API - FAQ

How do I get the network_add_nodes command to work? Why is it so complicated?

You need to follow the instructions in the “Accessing restricted API’s” section to allow a username/password access to the network_node API. Then you need to pass the username/password to the cli_wallet on the command line or in a config file.

It’s set up this way so that the default configuration is secure even if the RPC port is publicly accessible. It’s fine if your witness_node allows the general public to query the database or broadcast transactions (in fact, this is how the hosted web UI works). It’s less fine if your witness_node allows the general public to control which p2p nodes it’s connecting to. Therefore the API to add p2p connections needs to be set up with proper access control.

Is there a way to access methods which require login over HTTP?

No. Login is inherently a stateful process (logging in changes what the server will do for certain requests, that’s kind of the point of having it). If you need to track state across HTTP RPC calls, you must maintain a session across multiple connections. This is a famous source of security vulnerabilities for HTTP applications. Additionally, HTTP is not really designed for “server push” notifications, and we would have to figure out a way to queue notifications for a polling client.

Websockets solves all these problems. If you need to access Graphene’s stateful methods, you need to use Websockets.

Is there a way to allow external program to drive cli_wallet via websocket, JSONRPC, or HTTP?

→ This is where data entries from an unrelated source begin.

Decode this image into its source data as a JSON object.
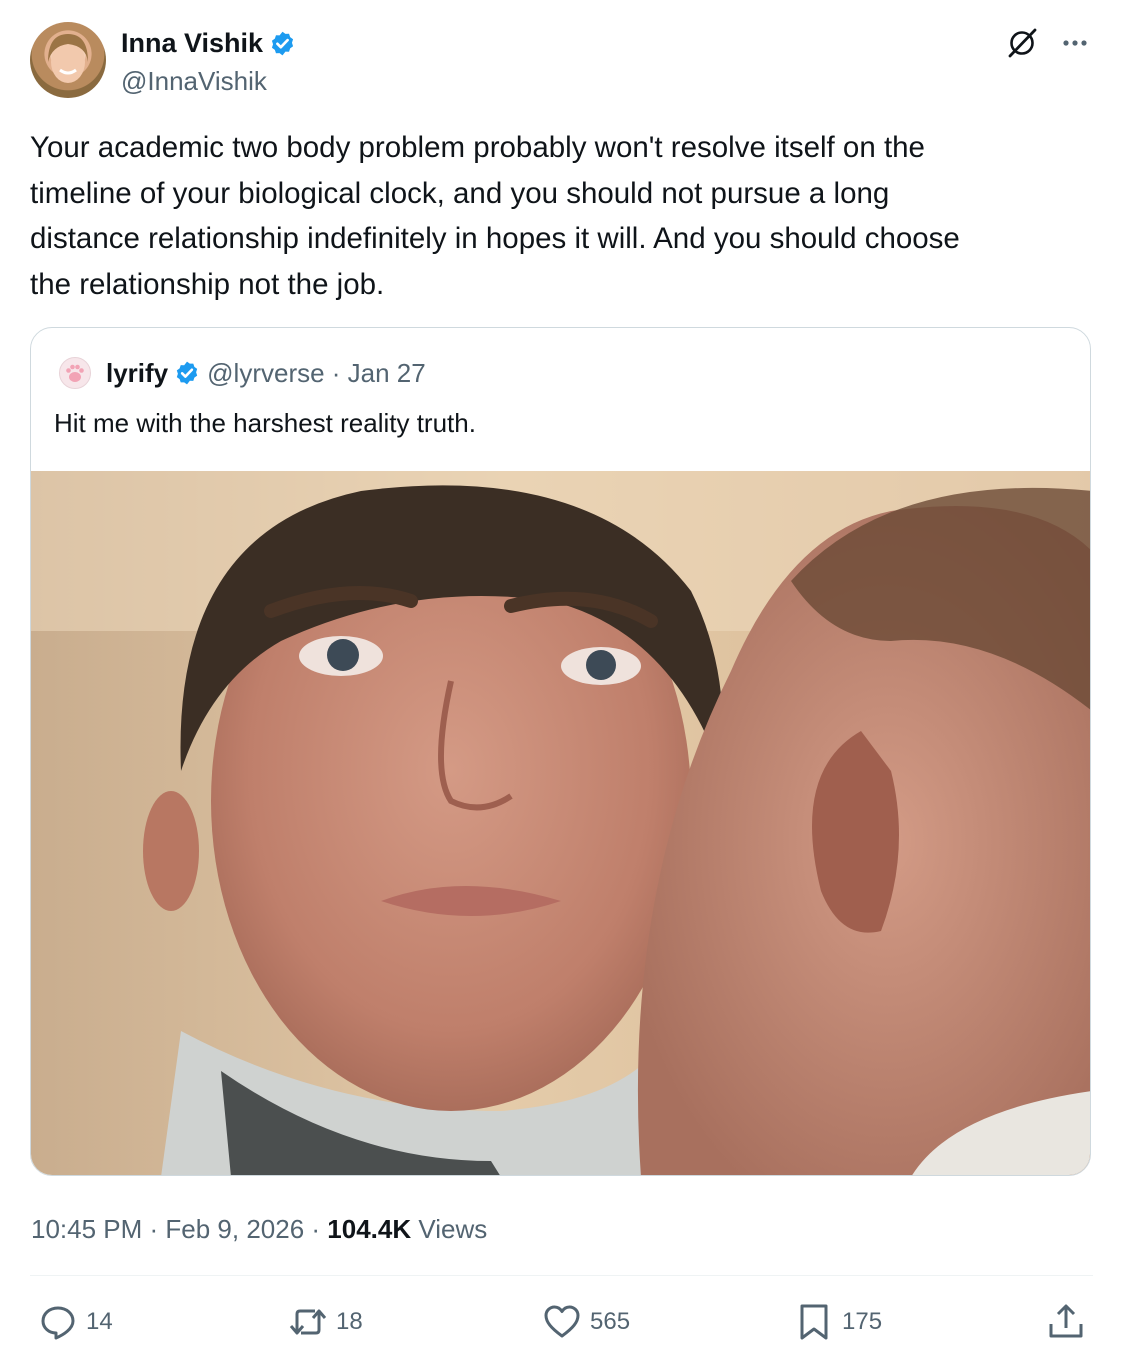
{
  "tweet": {
    "author": {
      "name": "Inna Vishik",
      "handle": "@InnaVishik"
    },
    "text": "Your academic two body problem probably won't resolve itself on the\ntimeline of your biological clock, and you should not pursue a long\ndistance relationship indefinitely in hopes it will.  And you should choose\nthe relationship not the job.",
    "quoted": {
      "author_name": "lyrify",
      "meta": "@lyrverse · Jan 27",
      "text": "Hit me with the harshest reality truth."
    },
    "time": "10:45 PM · Feb 9, 2026 · ",
    "views_count": "104.4K",
    "views_label": " Views",
    "actions": {
      "reply": {
        "icon": "reply-icon",
        "count": "14"
      },
      "repost": {
        "icon": "repost-icon",
        "count": "18"
      },
      "like": {
        "icon": "heart-icon",
        "count": "565"
      },
      "bookmark": {
        "icon": "bookmark-icon",
        "count": "175"
      },
      "share": {
        "icon": "share-icon"
      }
    }
  },
  "colors": {
    "verified": "#1d9bf0",
    "secondary_text": "#536471",
    "primary_text": "#0f1419",
    "border": "#cfd9de"
  }
}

Yes. External programs may connect to the CLI wallet and make its calls over a websockets API. To do this, run the wallet in server mode, i.e. cli_wallet -s “127.0.0.1:9999” and then have the external program connect to it over the specified port (in this example, port 9999).

Is there a way to generate help with parameter names and method descriptions?

Yes. Documentation of the code base, including APIs, can be generated using Doxygen. Simply run doxygen in this directory.

If both Doxygen and perl are available in your build environment, the CLI wallet’s help and gethelp commands will display help generated from the doxygen documentation.

If your CLI wallet’s help command displays descriptions without parameter names like signed_transaction transfer(string, string, string, string, string, bool) it means CMake was unable to find Doxygen or perl during configuration. If found, the output should look like this: signed_transaction transfer(string from, string to, string amount, string asset_symbol, string memo, bool broadcast)

What is the meaning of a.b.c numbers?

The first number specifies the space. Space 1 is for protocol objects, 2 is for implementation objects. Protocol space objects can appear on the wire, for example in the binary form of transactions. Implementation space objects cannot appear on the wire and solely exist for implementation purposes, such as optimization or internal bookkeeping.

The second number specifies the type. The type of the object determines what fields it has. For a complete list of type ID’s, see enum object_type and enum impl_object_type in types.hpp.

The third number specifies the instance. The instance of the object is different for each individual object.

The answer to the previous question was really confusing. Can you make it clearer?

All account ID’s are of the form 1.2.x. If you were the 9735th account to be registered, your account’s ID will be 1.2.9735. Account 0 is special (it’s the “committee account,” which is controlled by the committee members and has a few abilities and restrictions other accounts do not).

All asset ID’s are of the form 1.3.x. If you were the 29th asset to be registered, your asset’s ID will be 1.3.29. Asset 0 is special (it’s LLC, which is considered the “core asset”).

The first and second number together identify the kind of thing you’re talking about (1.2 for accounts, 1.3 for assets). The third number identifies the particular thing.